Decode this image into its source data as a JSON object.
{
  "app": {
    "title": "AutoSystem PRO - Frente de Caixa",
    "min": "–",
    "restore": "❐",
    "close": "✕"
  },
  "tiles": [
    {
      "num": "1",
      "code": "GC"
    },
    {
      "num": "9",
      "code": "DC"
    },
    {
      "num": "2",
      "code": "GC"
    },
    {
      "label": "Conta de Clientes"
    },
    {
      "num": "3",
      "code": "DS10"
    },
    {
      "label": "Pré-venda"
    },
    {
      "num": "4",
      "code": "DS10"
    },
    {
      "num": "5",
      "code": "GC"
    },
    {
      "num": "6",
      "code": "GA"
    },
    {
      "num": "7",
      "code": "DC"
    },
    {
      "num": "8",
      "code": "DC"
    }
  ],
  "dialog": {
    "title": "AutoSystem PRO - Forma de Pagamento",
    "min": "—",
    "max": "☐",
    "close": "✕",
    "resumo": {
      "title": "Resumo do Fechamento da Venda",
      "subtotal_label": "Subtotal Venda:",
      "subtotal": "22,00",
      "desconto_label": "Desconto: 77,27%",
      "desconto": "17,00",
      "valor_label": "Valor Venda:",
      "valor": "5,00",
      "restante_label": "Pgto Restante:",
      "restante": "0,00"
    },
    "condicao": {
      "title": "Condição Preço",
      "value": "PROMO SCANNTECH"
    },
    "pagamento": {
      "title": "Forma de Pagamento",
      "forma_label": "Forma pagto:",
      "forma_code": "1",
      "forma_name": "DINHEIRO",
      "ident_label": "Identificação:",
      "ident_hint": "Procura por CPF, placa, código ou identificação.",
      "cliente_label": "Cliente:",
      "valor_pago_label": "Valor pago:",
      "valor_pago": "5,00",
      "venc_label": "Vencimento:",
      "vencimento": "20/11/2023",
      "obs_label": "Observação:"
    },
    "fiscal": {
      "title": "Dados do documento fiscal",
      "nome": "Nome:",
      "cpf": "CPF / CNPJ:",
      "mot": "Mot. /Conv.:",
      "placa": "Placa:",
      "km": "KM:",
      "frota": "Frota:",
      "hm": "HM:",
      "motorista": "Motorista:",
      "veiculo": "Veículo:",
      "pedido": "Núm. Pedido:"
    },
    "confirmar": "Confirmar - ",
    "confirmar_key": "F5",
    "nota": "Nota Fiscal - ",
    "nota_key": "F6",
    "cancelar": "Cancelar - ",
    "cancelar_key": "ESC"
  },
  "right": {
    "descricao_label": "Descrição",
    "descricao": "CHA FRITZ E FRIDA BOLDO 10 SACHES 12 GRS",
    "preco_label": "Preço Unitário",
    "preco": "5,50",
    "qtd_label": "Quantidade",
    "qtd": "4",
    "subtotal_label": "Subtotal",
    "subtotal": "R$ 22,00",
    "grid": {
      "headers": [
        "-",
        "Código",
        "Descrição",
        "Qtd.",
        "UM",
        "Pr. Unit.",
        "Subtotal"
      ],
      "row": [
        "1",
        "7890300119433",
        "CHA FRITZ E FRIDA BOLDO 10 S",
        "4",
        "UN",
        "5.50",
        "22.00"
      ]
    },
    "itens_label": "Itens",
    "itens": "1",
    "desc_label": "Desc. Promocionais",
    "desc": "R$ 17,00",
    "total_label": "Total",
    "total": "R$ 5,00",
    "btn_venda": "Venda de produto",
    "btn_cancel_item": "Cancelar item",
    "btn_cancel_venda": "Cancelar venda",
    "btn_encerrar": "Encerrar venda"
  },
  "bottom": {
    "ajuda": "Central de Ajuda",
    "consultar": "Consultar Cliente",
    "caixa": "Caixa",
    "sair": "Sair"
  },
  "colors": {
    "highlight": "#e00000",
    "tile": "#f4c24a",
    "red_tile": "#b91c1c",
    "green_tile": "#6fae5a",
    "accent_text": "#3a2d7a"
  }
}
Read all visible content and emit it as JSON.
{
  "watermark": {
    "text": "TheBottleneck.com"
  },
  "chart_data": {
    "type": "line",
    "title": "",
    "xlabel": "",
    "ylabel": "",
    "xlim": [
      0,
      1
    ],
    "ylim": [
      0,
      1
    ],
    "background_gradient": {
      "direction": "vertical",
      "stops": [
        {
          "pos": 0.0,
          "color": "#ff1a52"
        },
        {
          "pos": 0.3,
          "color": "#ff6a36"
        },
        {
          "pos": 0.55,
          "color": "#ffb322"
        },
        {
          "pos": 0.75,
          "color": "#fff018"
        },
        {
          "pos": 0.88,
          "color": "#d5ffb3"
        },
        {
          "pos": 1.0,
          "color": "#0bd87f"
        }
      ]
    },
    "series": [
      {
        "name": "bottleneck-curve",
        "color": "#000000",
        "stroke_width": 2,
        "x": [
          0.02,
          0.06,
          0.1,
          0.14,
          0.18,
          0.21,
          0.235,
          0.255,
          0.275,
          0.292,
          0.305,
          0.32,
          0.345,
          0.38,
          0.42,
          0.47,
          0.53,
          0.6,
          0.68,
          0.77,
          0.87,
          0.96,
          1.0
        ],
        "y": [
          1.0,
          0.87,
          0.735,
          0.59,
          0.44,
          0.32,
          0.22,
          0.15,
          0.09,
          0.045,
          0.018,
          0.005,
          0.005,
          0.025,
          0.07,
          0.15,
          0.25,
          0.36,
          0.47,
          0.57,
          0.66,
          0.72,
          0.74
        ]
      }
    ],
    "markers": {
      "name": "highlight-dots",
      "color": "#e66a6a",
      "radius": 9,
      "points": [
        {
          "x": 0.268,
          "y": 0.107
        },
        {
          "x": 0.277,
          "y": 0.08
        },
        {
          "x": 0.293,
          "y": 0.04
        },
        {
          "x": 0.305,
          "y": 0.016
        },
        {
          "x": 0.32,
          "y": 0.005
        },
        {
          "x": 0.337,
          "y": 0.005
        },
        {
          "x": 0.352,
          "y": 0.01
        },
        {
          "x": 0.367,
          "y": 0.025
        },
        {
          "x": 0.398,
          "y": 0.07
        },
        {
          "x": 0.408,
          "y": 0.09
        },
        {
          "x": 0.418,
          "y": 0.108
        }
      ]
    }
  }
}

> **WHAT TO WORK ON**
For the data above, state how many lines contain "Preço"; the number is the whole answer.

> **RESPONSE**
2